INSTRUCTIONS TO FOLLOW »
Using the listing below, select the lines with the word "woman" and copy them.
········
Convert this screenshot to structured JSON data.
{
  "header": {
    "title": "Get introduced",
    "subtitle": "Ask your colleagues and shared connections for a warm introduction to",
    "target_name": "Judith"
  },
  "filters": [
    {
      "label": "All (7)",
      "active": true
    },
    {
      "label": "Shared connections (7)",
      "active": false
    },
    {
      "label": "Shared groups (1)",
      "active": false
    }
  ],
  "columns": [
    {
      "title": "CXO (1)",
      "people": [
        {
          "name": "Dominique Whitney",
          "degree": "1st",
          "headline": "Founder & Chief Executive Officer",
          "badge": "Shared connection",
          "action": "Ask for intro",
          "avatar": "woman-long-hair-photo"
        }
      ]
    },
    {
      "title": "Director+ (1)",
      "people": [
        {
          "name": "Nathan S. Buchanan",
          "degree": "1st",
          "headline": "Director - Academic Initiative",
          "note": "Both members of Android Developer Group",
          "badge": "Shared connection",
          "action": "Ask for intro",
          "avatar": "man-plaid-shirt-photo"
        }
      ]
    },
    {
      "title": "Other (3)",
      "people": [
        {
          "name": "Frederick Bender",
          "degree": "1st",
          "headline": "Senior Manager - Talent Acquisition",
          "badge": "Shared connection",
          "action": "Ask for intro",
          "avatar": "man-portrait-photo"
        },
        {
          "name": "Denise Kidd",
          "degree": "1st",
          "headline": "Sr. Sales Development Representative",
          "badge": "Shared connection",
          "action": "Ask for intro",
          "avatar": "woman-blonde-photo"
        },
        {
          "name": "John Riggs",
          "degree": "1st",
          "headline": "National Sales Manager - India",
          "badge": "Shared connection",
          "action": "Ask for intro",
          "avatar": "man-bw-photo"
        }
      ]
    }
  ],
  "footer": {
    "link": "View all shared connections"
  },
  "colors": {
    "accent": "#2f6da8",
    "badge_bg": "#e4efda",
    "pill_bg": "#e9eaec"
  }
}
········
TASK OUTPUT »
          "avatar": "woman-long-hair-photo"
          "avatar": "woman-blonde-photo"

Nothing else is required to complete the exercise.